My Return to Alabama


My first medical mistake that I remember is when I killed an old woman by giving her too much morphine.  This occurred during the winter of 1970 in a bed about halfway down the left side of the Women’s Medical Ward at the University of Pennsylvania Hospital.  In those days a ward was a ward.  Thirty-two beds, sixteen on each side.  High altitude ceiling.  Institutionally pale walls.  Suspended fluorescent lights.  And a network of tubes for pulling curtains around beds when privacy was called for.

Alabama’s curtain was drawn.  She had appeared gasping for breath in the Emergency Room the night before, a tiny gnarled black woman wearing a knit cap and a heavy red sweater.  Hers was a clear-cut case of pulmonary edema.  Of course, there were no medical records available and the patient herself was too sick to talk, except to say that she hailed from Huntsville, Alabama, and wanted to go hom.  Thirty years ago she had a name, but in my memory, where she continues to live through that same night, that same morning, over and over, she has always been “Alabama.”  The ER doc must have dubbed her “hypertensive heart disease,” so that’s what I wrote at the top of the differential, although her pressure was nothing to write home about for a woman about to drown in her own fluids.  Accurate diagnosis wasn’t the issue, effective treatment was.

To treat pulmonary edema in those days, we had oxygen, Merc (Mercuhydrin, a diuretic), morphine, and rotating tourniquets.  Merc was still widely used, even though the new loop of Henle diuretics were rapidly taking over the field.  We also ha a spanking new Intensive Care Unit at Penn, but in those days admission to the Unit was far from routine.  Alabama’s condition had stabilized and improved in the ER, so she appeared in my general medicine ward rather than in critical care.  I remember how disheveled Alabama looked when I was first called to see her during morning rounds.  Her wig was cocky-wampus, the red sweater mashed and twisted around her neck.  But she was quiet and breathing comfortably.  She even gave me a lopsided smile until I reached over to straighten out the wig.  Swatting my hand away, she whispered, “Lawdy, Lawdy, Lawdy.”
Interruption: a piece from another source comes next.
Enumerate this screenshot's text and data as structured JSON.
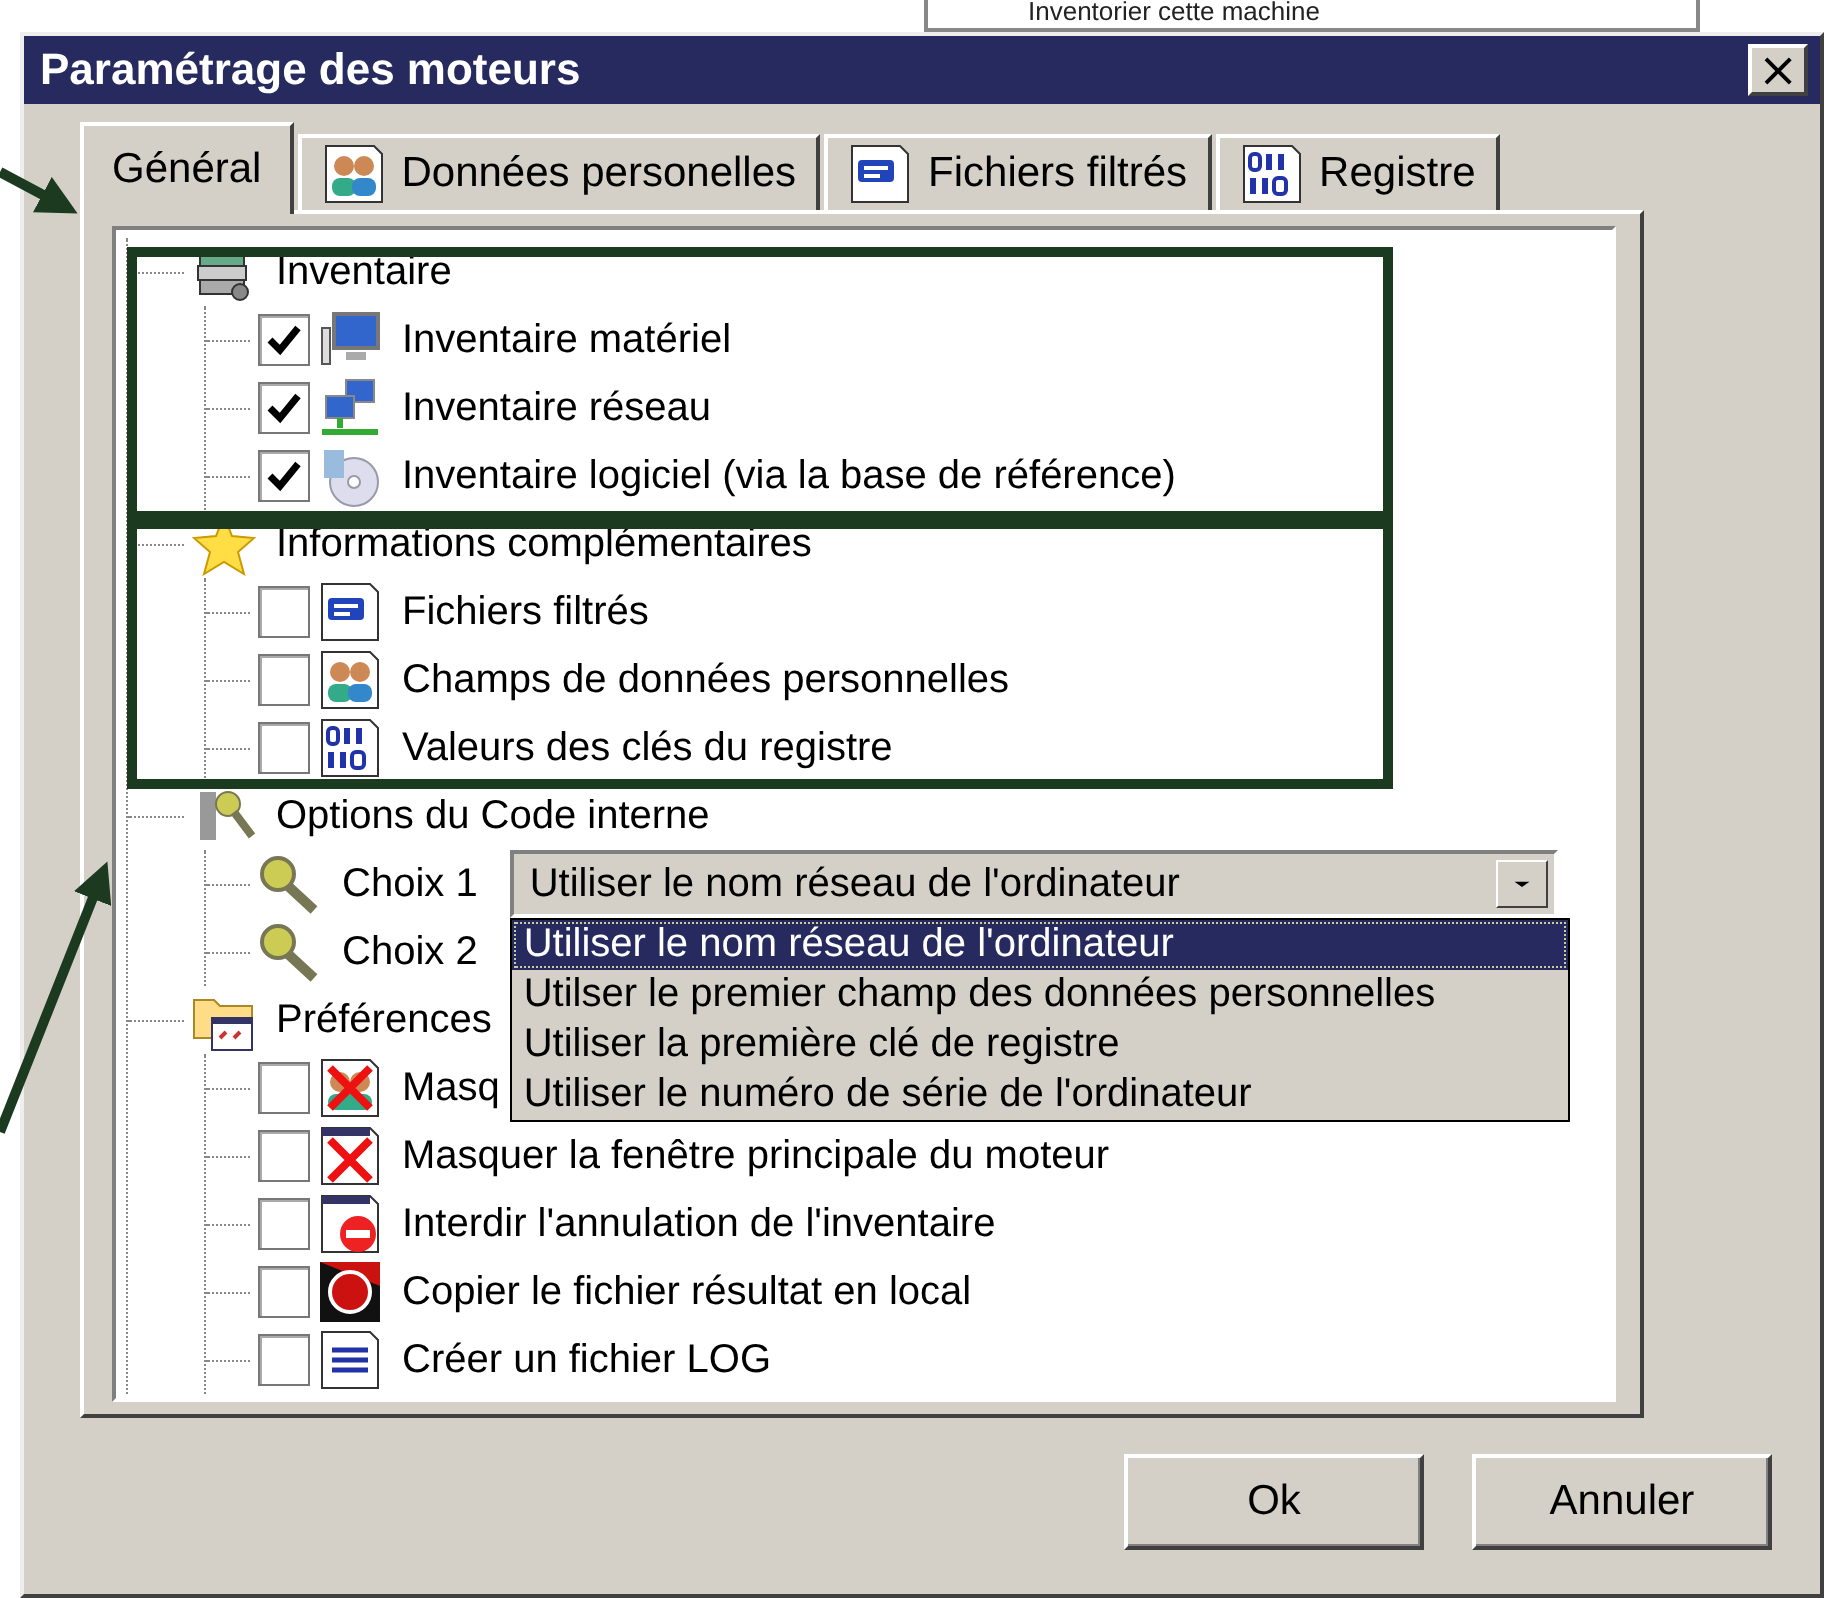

I pushed a bit more Merc, adjusted the oxygen, and went back to finish rounds.  An hour later I was called back.  Alabama was thrashing around, breathing a mile a minute, once again in florid pulmonary edema.  I can’t remember exactly what happened at that point – surely it must have included tourniquets, morphine, and a stat call to the ICU team.  Those 15 minutes are an impenetrale black box as far as I’m concerned, but I remember standing by Alabama’s bed a few minutes after she died and reading the label of the morphine vial  I had given her too much intravenous morphine.  Not a multiple of 10, mind you, not egregiously too much, but sufficient (I thought) to make the difference between life and death.

What should I do?  I couldn’t focus on the shadows during x-ray rounds later that morning, nor eat the sticky, dry spaghetti they used to serve for lunch.  I told my resident about killing Alabama.  He pooh-poohed the whole affair.  “Makes no difference,” he said.  “That lady was dead when she got here.  Her heart just wore out.”  Later, I screwed up my courage and told my attending physician, a famous cardiologist who lived for supraventricular arrhythmias.  He was a small man, shorter even than I was, who sported a crewcut and horn-rimmed glasses.  “Not to worry,” he told me.  “You’ll learn.”
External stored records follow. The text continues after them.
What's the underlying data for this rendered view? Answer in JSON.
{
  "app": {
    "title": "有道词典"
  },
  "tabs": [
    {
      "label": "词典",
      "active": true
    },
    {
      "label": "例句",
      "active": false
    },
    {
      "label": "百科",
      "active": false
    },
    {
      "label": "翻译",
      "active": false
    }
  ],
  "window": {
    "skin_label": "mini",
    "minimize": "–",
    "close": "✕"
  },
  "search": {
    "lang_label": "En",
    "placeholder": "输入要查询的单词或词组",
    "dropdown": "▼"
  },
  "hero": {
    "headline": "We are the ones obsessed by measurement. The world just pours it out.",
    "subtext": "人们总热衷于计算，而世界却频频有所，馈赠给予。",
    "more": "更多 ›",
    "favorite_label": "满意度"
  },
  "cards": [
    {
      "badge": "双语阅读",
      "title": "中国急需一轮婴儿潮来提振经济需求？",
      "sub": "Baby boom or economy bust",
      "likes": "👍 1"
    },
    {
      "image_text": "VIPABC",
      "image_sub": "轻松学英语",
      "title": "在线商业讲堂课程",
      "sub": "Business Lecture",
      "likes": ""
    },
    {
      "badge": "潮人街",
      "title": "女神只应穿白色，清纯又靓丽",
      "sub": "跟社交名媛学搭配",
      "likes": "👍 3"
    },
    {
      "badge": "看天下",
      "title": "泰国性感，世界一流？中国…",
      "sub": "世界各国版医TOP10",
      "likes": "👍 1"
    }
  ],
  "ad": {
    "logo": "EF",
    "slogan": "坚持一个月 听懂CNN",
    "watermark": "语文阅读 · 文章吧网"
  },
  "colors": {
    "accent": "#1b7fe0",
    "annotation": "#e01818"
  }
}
About twenty years later I wrote the poem called “Alabama.”  I sat down one morning and for no apparent reason the poem just appeared – poof! – out of nowhere.  Several things about the poem surprised me.  For example, who was the stern professor “in some brown place / above her bed”?  I can recall the main corridor of the hospital late at night.  In my memory the corridor is poorly lit and lined with paintings of famous 19th and early 20th century physicians, but surely there were no paintings on the walls of theWomen’s Medical Ward.  And where did the freckled arms come from?  Alabama was darker than mahogany.  The biggest surprise, though, was that in the poem Alabama whispered, “Let me go.”  Let me go.  Let me go.  I’m pretty sure she never really said those words, at least not in the world of 1970, but who knows?  Maybe that’s what she has been trying to tell me all these years.


Jack Coulehan, M.D.

Stony Brook, New York